MATERIAL SUPPLIED:
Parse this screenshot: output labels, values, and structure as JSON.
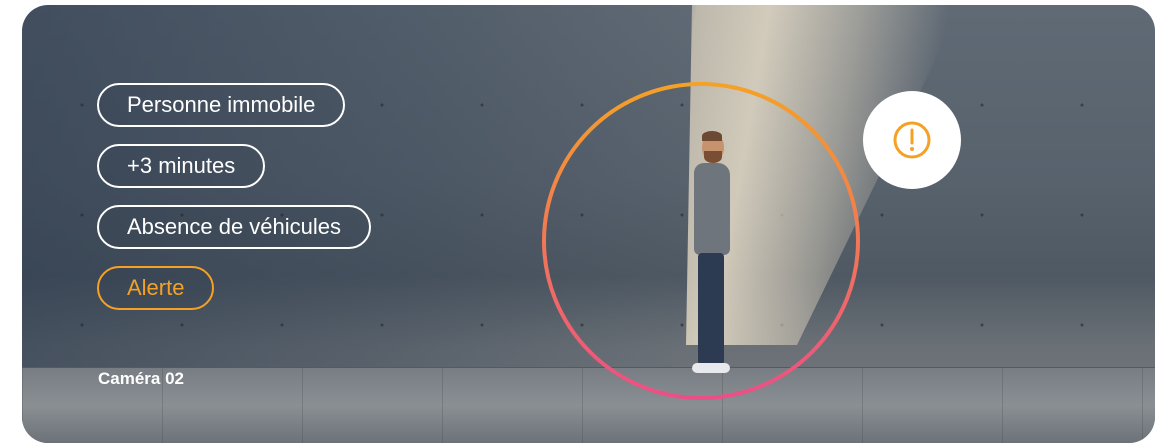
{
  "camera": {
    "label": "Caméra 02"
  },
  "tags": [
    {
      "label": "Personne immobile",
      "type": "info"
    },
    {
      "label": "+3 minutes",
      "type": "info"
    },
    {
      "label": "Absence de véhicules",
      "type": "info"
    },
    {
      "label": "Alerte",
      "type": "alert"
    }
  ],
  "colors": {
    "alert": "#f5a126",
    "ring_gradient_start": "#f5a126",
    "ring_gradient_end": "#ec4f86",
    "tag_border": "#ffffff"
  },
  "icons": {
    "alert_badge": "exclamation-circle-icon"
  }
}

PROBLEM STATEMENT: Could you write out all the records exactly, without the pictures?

SOLUTION:
Parse this screenshot: output labels, values, and structure as JSON.
{
  "camera": {
    "label": "Caméra 02"
  },
  "tags": [
    {
      "label": "Personne immobile",
      "type": "info"
    },
    {
      "label": "+3 minutes",
      "type": "info"
    },
    {
      "label": "Absence de véhicules",
      "type": "info"
    },
    {
      "label": "Alerte",
      "type": "alert"
    }
  ],
  "colors": {
    "alert": "#f5a126",
    "ring_gradient_start": "#f5a126",
    "ring_gradient_end": "#ec4f86",
    "tag_border": "#ffffff"
  },
  "icons": {
    "alert_badge": "exclamation-circle-icon"
  }
}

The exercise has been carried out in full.